Kurt Davis is the Office Manager here at Harmonix.
Here’s a good discussion (argument) starter: Who is the Greatest American Rock Band of All Time? It’s actually a much smaller list of contenders than you might at first think. While there are a lot of American bands to consider, many of them don’t really have the longevity, catalog or just plain weight of, say, a Led Zeppelin, AC/DC, Beatles, Stones or The Who, to merit genuine, objective inclusion. Aerosmith would have to be included in the conversation, just by the undeniable greatness of their early work and their staying power, but then who? The Grateful Dead? Too marginal, and, really, they made their reputation on the road and not with their recorded output. The Velvet Underground? While they’re hugely influential and their catalog is also undeniably great, they are pretty far off the well-worn path of the mainstream, aside from being out and out weird. The Pretenders? Nah, they were mostly British. DEVO? I love them, but, come on! My personal favorite, The Stooges, are also marginal and weird and too obscure, really, for serious consideration. I’d give Creedence Clearwater Revival, ZZ Top, The Ramones and KISS a realistic run and wouldn’t deny them entrance.
But there’s another band that’s been together since 1973, kicking it out on the road and in the studio with basically the same line up since their inception, writing great tunes and surviving, nay THRIVING, due to their relentless persistence and enormous talent. That band is Cheap Trick. And who could really deny Cheap Trick the title Great, with a capital “G”? Quite simply, Cheap Trick freakin’ rock! After all the many years I’ve been listening to music I gave some serious thought to the question: “ What one album I may have listened to more than any other in my whole, entire, life?” and I think the answer might well be Cheap Trick their self-titled debut from 1977. I started listening to it when it came out and I still throw it on regularly. I never get tired of it. Never. I hungrily bought each successive release up through Dream Police and Live at Budokan (which I bought as an expensive Japanese import way back when, on vinyl, natch, before it became available domestically) and went to see them a bunch of times, back in the '70s. They were awesome, by the way.

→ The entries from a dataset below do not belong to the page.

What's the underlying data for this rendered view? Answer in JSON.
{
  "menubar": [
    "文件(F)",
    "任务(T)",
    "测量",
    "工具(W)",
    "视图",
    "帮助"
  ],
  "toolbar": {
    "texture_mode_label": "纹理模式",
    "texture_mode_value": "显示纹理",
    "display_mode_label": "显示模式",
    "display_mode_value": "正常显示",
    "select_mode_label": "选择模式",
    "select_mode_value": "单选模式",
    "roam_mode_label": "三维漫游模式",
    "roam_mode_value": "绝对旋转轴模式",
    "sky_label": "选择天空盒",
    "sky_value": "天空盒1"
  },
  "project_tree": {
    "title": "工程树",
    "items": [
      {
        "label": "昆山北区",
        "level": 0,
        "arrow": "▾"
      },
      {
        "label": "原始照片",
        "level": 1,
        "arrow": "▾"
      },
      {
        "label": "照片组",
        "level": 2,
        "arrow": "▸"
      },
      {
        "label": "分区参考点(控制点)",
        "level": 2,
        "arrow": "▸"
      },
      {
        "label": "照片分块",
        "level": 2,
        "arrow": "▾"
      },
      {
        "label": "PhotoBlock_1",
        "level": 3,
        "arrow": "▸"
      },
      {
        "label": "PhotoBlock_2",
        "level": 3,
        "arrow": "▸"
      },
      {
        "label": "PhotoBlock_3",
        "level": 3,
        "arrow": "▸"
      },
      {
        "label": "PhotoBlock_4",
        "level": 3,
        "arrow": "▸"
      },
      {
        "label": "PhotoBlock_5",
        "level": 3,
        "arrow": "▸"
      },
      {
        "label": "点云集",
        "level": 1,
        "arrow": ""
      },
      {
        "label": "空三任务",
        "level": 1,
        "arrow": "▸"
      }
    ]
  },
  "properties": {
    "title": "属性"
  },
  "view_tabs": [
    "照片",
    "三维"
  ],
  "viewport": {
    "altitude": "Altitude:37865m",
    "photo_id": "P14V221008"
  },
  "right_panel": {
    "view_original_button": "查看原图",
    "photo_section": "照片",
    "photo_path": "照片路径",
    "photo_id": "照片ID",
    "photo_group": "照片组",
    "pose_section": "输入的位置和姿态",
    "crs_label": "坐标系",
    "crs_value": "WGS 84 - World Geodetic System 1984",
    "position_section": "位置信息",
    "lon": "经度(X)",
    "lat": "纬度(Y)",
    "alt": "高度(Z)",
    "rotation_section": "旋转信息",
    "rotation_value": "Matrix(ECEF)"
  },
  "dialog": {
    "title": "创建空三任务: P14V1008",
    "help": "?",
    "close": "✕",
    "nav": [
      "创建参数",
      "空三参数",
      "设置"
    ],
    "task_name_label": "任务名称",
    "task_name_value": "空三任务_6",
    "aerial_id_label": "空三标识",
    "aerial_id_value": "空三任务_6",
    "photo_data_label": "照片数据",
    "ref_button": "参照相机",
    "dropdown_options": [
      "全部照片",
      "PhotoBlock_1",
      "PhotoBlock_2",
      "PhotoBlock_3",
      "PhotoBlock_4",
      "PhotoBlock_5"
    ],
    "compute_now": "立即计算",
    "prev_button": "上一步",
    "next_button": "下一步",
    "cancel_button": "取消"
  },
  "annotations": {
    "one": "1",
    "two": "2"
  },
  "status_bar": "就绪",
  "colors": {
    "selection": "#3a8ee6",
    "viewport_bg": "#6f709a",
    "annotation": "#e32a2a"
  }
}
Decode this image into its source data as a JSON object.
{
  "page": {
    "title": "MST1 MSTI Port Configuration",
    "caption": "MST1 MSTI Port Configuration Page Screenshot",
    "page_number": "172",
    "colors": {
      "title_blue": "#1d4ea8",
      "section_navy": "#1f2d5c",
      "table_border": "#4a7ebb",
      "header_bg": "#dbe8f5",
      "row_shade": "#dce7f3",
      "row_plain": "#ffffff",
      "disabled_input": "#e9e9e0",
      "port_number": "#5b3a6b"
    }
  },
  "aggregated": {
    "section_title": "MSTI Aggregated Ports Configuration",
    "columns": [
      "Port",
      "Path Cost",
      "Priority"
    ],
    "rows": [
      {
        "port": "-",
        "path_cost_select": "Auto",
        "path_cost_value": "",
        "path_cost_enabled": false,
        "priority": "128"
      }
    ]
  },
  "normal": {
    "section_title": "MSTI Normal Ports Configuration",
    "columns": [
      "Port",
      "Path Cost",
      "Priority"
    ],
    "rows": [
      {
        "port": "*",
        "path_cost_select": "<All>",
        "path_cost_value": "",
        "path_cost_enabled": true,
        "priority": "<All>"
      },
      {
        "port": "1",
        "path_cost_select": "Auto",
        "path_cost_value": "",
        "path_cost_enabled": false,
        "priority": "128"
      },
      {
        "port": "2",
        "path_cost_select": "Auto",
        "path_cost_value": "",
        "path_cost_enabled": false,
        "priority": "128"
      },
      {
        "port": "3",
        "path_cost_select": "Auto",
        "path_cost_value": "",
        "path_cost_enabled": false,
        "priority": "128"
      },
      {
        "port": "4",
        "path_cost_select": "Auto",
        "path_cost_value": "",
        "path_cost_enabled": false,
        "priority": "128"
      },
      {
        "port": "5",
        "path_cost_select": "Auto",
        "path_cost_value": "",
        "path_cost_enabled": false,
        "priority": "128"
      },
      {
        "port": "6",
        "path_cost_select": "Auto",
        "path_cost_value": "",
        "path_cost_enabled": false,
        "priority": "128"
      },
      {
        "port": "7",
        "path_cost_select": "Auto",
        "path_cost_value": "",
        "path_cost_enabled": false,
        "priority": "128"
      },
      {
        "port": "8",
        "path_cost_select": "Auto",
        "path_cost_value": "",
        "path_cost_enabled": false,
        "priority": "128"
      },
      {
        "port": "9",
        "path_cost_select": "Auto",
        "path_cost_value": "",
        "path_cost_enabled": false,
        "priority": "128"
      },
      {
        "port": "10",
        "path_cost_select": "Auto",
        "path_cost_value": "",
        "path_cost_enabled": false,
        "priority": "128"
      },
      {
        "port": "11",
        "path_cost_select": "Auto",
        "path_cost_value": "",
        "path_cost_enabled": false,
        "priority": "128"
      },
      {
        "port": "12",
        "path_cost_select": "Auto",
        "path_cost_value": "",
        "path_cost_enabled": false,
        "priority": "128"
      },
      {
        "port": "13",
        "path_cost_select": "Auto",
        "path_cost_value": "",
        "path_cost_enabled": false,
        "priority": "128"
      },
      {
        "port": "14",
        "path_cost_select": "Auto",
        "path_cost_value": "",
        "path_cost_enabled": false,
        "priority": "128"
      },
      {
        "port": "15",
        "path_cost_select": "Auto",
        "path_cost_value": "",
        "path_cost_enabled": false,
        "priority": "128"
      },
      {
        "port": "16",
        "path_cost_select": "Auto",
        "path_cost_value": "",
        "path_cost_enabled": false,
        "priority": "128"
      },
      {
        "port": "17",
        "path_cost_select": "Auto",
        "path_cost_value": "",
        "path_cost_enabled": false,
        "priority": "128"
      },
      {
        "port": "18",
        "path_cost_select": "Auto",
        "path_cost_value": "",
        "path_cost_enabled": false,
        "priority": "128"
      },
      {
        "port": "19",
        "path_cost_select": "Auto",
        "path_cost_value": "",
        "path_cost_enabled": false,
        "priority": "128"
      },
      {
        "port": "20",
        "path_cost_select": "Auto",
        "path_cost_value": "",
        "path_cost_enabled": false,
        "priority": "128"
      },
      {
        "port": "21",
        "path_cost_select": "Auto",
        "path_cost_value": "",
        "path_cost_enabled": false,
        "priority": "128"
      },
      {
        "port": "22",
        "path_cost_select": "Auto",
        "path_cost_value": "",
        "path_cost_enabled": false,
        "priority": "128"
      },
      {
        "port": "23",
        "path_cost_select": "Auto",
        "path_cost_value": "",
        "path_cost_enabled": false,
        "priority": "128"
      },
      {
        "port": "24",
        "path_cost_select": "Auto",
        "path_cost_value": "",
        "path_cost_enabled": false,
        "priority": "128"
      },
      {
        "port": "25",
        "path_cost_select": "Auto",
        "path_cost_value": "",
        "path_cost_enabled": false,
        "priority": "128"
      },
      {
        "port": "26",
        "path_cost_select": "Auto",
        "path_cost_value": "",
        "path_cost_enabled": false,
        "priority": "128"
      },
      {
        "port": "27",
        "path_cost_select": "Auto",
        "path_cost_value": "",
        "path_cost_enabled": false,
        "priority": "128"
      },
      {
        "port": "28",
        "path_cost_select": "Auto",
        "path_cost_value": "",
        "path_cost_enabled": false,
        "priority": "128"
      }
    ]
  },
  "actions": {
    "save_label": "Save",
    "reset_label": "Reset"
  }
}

Rick Nielsen, aside from being a blistering and original guitar player, has also written some of the best rock songs ever. Bun E. Carlos has always been a solid time keeper but that’s only half the story; he also plays with a natural feel and throws in some of the best fills in all of Rockdom. Robin Zander is an amazingly talented and versatile singer as adept at singing a pretty melody as he is screaming his throat raw. Tom Petersson plays with an aggressive, biting tone, but also fleshes out the bottom and holds it down, and it occurs to me that Cheap Trick has one of the most underrated rhythm sections of all time, too. The best part is that as a band they are even greater than the sum of their (already great) parts.
I stopped buying their records as I got deeper into punk, but Cheap Trick kept plowing right along, and even scored some pretty big hits along the way. They’re still going and still cranking out the Rock (a stage collapsed recently while they were playing in Ottawa. Fortunately, none of the band members were injured. Singer Robin said ‘Fortunately the band and crew are all lucky to be alive and we’ll see you down the road…”)
Although Bun E. is no longer touring, they show no signs of stopping, and why should they? They are Cheap Trick. They are a rock band. This is what they do. This is what they’ve always done. It’s their life. So, is Cheap Trick The Greatest American Rock Band of All Time?
I wouldn’t argue against it. Besides isn’t “Surrender” better than “Dream On”, anyway?
I wink. I wink and wink and wink.
For more on this week's Cheap Trick DLC, check out the official announcement.